What the task requires ▸
Locate every line in the records below that contains the word "object", and copy each one.

Data records for software interfaces
- Opening Delimiter -

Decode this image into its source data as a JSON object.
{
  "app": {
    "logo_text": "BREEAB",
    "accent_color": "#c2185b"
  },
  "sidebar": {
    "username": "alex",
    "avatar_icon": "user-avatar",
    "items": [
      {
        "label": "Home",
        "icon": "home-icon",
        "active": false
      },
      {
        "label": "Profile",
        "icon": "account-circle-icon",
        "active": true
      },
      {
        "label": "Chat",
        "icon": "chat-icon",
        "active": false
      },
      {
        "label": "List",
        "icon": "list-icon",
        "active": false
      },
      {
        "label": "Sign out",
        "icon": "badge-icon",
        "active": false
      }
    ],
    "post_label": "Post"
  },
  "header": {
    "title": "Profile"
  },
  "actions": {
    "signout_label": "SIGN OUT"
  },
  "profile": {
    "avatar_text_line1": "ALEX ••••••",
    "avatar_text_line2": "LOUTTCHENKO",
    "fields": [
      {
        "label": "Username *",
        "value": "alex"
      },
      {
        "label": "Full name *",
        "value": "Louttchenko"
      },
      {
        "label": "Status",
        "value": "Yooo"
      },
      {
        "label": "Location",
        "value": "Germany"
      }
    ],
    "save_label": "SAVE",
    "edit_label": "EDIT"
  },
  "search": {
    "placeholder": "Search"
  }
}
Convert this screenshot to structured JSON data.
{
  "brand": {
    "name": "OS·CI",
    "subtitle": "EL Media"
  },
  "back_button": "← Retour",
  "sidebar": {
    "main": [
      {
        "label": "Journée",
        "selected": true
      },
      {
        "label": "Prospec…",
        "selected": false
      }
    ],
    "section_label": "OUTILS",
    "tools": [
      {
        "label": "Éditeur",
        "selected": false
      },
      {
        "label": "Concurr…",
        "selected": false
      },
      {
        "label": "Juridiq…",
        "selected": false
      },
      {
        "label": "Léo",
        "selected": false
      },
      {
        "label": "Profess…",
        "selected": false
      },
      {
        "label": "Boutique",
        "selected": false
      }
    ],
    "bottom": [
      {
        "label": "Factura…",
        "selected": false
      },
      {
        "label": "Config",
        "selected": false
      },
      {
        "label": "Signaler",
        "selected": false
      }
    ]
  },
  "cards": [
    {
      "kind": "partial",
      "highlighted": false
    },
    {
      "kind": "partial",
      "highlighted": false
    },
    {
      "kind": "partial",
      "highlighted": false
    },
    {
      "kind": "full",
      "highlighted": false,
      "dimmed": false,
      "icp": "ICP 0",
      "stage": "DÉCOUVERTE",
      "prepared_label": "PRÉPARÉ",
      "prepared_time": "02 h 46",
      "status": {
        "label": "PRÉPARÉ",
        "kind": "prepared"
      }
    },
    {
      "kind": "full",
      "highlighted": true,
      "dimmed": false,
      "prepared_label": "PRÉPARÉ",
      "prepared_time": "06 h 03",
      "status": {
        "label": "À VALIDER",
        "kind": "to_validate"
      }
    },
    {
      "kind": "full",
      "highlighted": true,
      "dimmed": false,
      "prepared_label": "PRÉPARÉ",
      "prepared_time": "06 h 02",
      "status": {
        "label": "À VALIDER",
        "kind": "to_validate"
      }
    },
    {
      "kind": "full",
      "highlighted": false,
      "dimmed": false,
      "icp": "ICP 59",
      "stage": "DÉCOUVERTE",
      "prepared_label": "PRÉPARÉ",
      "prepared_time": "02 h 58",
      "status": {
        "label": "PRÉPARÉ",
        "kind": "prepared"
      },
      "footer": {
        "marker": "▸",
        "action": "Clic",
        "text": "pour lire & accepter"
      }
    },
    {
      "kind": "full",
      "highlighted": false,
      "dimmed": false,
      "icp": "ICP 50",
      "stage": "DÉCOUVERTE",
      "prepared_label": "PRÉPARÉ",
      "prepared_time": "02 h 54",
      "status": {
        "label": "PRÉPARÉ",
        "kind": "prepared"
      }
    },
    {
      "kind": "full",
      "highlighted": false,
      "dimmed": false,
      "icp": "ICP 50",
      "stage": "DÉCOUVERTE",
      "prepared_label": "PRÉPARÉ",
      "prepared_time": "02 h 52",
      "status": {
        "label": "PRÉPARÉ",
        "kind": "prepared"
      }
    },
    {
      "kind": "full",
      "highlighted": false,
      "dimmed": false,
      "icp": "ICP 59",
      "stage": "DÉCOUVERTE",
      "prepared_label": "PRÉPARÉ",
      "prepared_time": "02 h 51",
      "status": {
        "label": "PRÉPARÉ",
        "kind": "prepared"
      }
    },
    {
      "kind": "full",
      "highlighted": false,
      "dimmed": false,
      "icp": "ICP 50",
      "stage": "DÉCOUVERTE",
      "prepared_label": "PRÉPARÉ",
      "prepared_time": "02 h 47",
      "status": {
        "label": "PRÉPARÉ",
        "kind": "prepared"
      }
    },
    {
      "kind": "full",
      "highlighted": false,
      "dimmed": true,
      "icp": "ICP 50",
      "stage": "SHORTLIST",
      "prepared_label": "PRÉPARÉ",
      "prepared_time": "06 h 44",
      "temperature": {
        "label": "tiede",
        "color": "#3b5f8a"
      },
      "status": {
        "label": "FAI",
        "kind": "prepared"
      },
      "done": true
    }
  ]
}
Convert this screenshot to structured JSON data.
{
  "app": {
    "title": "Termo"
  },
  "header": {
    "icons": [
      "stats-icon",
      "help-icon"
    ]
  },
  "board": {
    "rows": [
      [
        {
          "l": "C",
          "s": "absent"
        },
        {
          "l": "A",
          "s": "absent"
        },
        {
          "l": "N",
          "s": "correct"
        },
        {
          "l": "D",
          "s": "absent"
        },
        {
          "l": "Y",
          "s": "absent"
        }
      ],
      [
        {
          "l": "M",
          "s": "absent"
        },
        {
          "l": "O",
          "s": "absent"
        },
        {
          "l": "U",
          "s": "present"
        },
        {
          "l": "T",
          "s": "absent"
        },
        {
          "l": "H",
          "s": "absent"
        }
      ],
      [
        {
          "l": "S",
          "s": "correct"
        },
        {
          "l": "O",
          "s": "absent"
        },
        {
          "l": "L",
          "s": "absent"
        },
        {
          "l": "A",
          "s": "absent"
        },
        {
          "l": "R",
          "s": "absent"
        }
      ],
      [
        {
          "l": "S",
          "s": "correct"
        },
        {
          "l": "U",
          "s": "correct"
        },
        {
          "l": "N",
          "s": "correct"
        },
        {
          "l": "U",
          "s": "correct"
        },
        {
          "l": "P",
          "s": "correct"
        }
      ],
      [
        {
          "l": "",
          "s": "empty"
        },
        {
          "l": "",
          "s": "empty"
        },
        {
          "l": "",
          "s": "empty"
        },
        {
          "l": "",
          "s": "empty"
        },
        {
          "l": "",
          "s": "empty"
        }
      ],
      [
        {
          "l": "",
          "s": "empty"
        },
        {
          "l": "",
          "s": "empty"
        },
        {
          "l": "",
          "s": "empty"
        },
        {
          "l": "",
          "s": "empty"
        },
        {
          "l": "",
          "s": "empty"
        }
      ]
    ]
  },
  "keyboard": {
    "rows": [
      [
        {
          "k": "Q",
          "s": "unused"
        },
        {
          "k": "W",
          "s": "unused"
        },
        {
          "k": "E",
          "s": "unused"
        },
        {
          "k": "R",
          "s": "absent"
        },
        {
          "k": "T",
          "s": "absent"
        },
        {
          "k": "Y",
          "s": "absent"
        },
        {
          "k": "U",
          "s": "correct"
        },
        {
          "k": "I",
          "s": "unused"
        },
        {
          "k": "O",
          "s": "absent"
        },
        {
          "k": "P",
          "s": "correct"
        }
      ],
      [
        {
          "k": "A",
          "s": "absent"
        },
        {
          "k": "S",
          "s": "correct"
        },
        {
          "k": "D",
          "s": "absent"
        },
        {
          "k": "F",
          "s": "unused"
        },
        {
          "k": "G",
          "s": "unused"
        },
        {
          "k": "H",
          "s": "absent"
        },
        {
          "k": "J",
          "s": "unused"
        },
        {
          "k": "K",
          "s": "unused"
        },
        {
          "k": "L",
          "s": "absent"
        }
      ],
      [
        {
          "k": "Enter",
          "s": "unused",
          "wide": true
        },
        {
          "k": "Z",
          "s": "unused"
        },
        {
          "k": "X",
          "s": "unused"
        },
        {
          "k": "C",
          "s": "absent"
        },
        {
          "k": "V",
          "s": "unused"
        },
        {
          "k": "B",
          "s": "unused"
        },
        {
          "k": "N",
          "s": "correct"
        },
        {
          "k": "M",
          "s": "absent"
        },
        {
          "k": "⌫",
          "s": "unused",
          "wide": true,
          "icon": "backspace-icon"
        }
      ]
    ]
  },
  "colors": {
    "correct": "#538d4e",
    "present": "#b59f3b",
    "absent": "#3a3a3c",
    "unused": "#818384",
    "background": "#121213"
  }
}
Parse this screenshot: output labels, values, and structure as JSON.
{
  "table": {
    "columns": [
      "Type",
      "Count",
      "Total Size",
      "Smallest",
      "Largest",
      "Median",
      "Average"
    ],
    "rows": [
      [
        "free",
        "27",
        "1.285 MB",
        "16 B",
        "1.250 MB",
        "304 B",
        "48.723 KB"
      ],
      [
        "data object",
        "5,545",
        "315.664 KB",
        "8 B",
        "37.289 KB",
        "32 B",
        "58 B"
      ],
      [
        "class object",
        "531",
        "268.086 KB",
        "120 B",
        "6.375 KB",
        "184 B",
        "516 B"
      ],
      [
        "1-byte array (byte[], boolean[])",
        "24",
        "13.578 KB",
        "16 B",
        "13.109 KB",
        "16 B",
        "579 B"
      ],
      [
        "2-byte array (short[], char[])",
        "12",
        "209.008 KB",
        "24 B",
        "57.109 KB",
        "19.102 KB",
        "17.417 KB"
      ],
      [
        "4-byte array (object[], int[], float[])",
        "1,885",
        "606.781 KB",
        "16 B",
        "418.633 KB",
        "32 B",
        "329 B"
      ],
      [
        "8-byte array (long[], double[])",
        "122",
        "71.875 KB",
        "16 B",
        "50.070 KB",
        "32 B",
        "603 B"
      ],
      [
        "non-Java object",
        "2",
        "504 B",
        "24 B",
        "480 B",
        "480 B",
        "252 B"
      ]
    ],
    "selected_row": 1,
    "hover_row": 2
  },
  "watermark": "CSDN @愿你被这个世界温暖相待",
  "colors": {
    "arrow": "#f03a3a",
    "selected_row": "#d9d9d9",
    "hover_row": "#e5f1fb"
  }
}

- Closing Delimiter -

Task result ▸
Decode this image into its source data as a JSON object.
        "data object",
        "class object",
        "4-byte array (object[], int[], float[])",
        "non-Java object",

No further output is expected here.